Check each line of the material, and show the ones that include the word "icon".

[Supplied information]

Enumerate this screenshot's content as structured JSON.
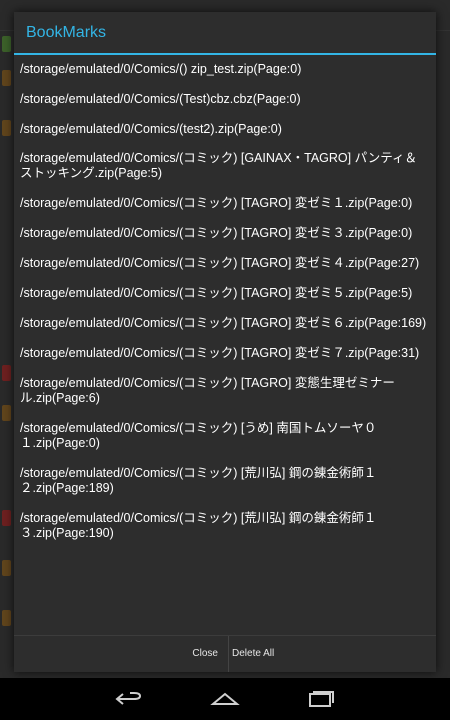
{
  "dialog": {
    "title": "BookMarks",
    "items": [
      {
        "text": "/storage/emulated/0/Comics/() zip_test.zip(Page:0)"
      },
      {
        "text": "/storage/emulated/0/Comics/(Test)cbz.cbz(Page:0)"
      },
      {
        "text": "/storage/emulated/0/Comics/(test2).zip(Page:0)"
      },
      {
        "text": "/storage/emulated/0/Comics/(コミック) [GAINAX・TAGRO] パンティ＆ストッキング.zip(Page:5)"
      },
      {
        "text": "/storage/emulated/0/Comics/(コミック) [TAGRO] 変ゼミ１.zip(Page:0)"
      },
      {
        "text": "/storage/emulated/0/Comics/(コミック) [TAGRO] 変ゼミ３.zip(Page:0)"
      },
      {
        "text": "/storage/emulated/0/Comics/(コミック) [TAGRO] 変ゼミ４.zip(Page:27)"
      },
      {
        "text": "/storage/emulated/0/Comics/(コミック) [TAGRO] 変ゼミ５.zip(Page:5)"
      },
      {
        "text": "/storage/emulated/0/Comics/(コミック) [TAGRO] 変ゼミ６.zip(Page:169)"
      },
      {
        "text": "/storage/emulated/0/Comics/(コミック) [TAGRO] 変ゼミ７.zip(Page:31)"
      },
      {
        "text": "/storage/emulated/0/Comics/(コミック) [TAGRO] 変態生理ゼミナール.zip(Page:6)"
      },
      {
        "text": "/storage/emulated/0/Comics/(コミック) [うめ] 南国トムソーヤ０１.zip(Page:0)"
      },
      {
        "text": "/storage/emulated/0/Comics/(コミック) [荒川弘] 鋼の錬金術師１２.zip(Page:189)"
      },
      {
        "text": "/storage/emulated/0/Comics/(コミック) [荒川弘] 鋼の錬金術師１３.zip(Page:190)"
      }
    ],
    "buttons": {
      "close": "Close",
      "delete_all": "Delete All"
    }
  },
  "navbar": {
    "back_icon": "back-icon",
    "home_icon": "home-icon",
    "recents_icon": "recents-icon"
  },
  "colors": {
    "accent": "#33b5e5",
    "dialog_bg": "#2d2d2d",
    "text": "#ffffff"
  }
}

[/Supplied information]

Result of the exercise:
    "back_icon": "back-icon",
    "home_icon": "home-icon",
    "recents_icon": "recents-icon"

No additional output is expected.